Aim of the exercise. Search the records below for the string "this" and report only the number of lines that contain it.

-------- Provided information

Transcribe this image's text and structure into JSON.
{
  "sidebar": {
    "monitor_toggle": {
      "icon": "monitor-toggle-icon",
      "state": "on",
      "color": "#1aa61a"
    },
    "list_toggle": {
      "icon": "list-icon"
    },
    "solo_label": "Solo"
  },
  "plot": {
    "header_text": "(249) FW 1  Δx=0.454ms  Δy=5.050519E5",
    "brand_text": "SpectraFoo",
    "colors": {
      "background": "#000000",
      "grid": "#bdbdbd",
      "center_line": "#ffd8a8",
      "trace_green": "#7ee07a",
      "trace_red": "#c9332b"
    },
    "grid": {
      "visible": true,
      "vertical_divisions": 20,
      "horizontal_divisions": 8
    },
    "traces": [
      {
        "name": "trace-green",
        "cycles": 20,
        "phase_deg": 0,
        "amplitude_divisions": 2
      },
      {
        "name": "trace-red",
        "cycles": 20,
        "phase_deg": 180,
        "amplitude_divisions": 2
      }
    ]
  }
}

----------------
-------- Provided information

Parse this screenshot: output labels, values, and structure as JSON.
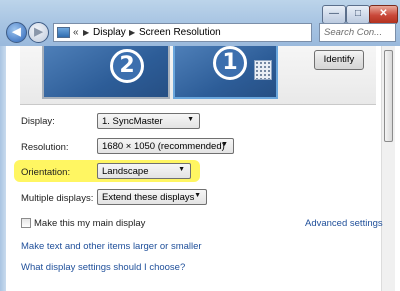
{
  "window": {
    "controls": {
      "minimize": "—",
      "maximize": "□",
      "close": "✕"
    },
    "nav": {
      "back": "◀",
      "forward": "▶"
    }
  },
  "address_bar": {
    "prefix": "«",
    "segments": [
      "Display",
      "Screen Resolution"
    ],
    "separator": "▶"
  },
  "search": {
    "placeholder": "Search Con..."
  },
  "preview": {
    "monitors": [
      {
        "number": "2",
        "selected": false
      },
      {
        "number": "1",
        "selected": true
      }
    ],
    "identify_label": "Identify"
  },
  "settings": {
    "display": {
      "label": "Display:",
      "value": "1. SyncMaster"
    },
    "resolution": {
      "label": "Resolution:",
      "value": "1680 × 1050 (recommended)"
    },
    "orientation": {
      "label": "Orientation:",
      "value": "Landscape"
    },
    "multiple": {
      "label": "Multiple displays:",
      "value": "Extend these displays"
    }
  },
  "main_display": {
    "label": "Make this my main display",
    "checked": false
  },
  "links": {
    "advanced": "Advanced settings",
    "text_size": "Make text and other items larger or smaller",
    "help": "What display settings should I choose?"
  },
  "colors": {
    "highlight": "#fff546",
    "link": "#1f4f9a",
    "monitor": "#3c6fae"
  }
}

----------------

Finished exercise. 3